National Institutes of Health – Senior Health
In its early stages, gum disease may be relatively painless, but as gum disease progresses it may cause sore gums and pain when chewing.
There are two types of gum disease: gingivitis and periodontitis. Gingivitis causes redness, swelling, and bleeding of the gums. This type of gum disease does not break down the bone or tissues that hold the teeth in place, but without acknowledgement and care, gingivitis may advance to become periodontitis. Gingivitis is often reversible with consistent brushing and flossing, whereas periodontitis may begin to damage the bone that supports the teeth and may eventually lead to tooth loss.
Gum disease is not a normal part of aging and is preventable. Making time for an oral hygiene routine and regularly visiting your dentist are very important, especially if you already have been treated for gum disease. Doing these things also may help eliminate the chance it will come back.

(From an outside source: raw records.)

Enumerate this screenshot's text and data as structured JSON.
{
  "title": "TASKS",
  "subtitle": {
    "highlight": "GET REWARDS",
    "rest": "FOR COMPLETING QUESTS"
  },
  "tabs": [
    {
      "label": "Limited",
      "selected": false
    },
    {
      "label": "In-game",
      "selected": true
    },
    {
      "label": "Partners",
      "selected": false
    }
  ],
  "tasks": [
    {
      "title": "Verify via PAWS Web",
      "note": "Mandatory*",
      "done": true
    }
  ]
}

The best ways to reduce your risk of developing gum disease are to brush regularly, floss, and see your dentist consistently for professional cleanings. Not having gum disease will give you something to smile about.